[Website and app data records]

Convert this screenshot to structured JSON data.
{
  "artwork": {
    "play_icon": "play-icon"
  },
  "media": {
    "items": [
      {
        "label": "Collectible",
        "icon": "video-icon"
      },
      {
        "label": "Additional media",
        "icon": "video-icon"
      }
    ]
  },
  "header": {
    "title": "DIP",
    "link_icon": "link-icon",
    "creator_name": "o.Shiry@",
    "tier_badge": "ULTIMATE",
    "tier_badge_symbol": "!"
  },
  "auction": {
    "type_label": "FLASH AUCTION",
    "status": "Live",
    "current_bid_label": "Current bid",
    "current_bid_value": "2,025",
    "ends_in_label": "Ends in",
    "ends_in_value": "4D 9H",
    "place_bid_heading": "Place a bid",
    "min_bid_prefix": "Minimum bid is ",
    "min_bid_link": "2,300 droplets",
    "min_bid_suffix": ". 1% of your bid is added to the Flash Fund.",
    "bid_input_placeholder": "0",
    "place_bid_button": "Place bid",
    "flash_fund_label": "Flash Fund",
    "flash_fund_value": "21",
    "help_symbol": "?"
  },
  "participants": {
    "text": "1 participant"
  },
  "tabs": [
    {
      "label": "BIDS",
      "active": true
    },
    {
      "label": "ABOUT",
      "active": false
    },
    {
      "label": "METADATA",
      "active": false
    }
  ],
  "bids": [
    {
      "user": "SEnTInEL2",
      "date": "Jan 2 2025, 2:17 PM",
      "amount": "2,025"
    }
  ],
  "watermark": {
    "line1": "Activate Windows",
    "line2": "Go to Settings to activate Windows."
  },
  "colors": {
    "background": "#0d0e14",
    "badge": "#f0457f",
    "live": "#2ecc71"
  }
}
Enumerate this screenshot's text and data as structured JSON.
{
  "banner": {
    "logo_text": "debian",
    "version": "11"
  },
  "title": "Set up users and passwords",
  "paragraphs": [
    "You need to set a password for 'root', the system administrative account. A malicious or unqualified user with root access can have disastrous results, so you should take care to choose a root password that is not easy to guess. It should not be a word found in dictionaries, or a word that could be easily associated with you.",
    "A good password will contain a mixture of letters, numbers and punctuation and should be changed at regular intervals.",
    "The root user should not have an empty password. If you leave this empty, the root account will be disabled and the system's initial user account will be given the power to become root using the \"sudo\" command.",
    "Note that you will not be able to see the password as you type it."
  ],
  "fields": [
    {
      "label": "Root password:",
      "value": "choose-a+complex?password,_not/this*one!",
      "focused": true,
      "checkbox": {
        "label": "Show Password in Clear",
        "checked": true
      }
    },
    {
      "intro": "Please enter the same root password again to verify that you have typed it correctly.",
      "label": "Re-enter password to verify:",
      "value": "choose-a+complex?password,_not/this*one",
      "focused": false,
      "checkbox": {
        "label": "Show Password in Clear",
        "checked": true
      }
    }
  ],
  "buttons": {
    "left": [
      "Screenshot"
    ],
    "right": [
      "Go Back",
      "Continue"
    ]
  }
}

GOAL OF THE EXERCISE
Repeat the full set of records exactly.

SOLUTION
Convert this screenshot to structured JSON data.
{
  "artwork": {
    "play_icon": "play-icon"
  },
  "media": {
    "items": [
      {
        "label": "Collectible",
        "icon": "video-icon"
      },
      {
        "label": "Additional media",
        "icon": "video-icon"
      }
    ]
  },
  "header": {
    "title": "DIP",
    "link_icon": "link-icon",
    "creator_name": "o.Shiry@",
    "tier_badge": "ULTIMATE",
    "tier_badge_symbol": "!"
  },
  "auction": {
    "type_label": "FLASH AUCTION",
    "status": "Live",
    "current_bid_label": "Current bid",
    "current_bid_value": "2,025",
    "ends_in_label": "Ends in",
    "ends_in_value": "4D 9H",
    "place_bid_heading": "Place a bid",
    "min_bid_prefix": "Minimum bid is ",
    "min_bid_link": "2,300 droplets",
    "min_bid_suffix": ". 1% of your bid is added to the Flash Fund.",
    "bid_input_placeholder": "0",
    "place_bid_button": "Place bid",
    "flash_fund_label": "Flash Fund",
    "flash_fund_value": "21",
    "help_symbol": "?"
  },
  "participants": {
    "text": "1 participant"
  },
  "tabs": [
    {
      "label": "BIDS",
      "active": true
    },
    {
      "label": "ABOUT",
      "active": false
    },
    {
      "label": "METADATA",
      "active": false
    }
  ],
  "bids": [
    {
      "user": "SEnTInEL2",
      "date": "Jan 2 2025, 2:17 PM",
      "amount": "2,025"
    }
  ],
  "watermark": {
    "line1": "Activate Windows",
    "line2": "Go to Settings to activate Windows."
  },
  "colors": {
    "background": "#0d0e14",
    "badge": "#f0457f",
    "live": "#2ecc71"
  }
}
Enumerate this screenshot's text and data as structured JSON.
{
  "banner": {
    "logo_text": "debian",
    "version": "11"
  },
  "title": "Set up users and passwords",
  "paragraphs": [
    "You need to set a password for 'root', the system administrative account. A malicious or unqualified user with root access can have disastrous results, so you should take care to choose a root password that is not easy to guess. It should not be a word found in dictionaries, or a word that could be easily associated with you.",
    "A good password will contain a mixture of letters, numbers and punctuation and should be changed at regular intervals.",
    "The root user should not have an empty password. If you leave this empty, the root account will be disabled and the system's initial user account will be given the power to become root using the \"sudo\" command.",
    "Note that you will not be able to see the password as you type it."
  ],
  "fields": [
    {
      "label": "Root password:",
      "value": "choose-a+complex?password,_not/this*one!",
      "focused": true,
      "checkbox": {
        "label": "Show Password in Clear",
        "checked": true
      }
    },
    {
      "intro": "Please enter the same root password again to verify that you have typed it correctly.",
      "label": "Re-enter password to verify:",
      "value": "choose-a+complex?password,_not/this*one",
      "focused": false,
      "checkbox": {
        "label": "Show Password in Clear",
        "checked": true
      }
    }
  ],
  "buttons": {
    "left": [
      "Screenshot"
    ],
    "right": [
      "Go Back",
      "Continue"
    ]
  }
}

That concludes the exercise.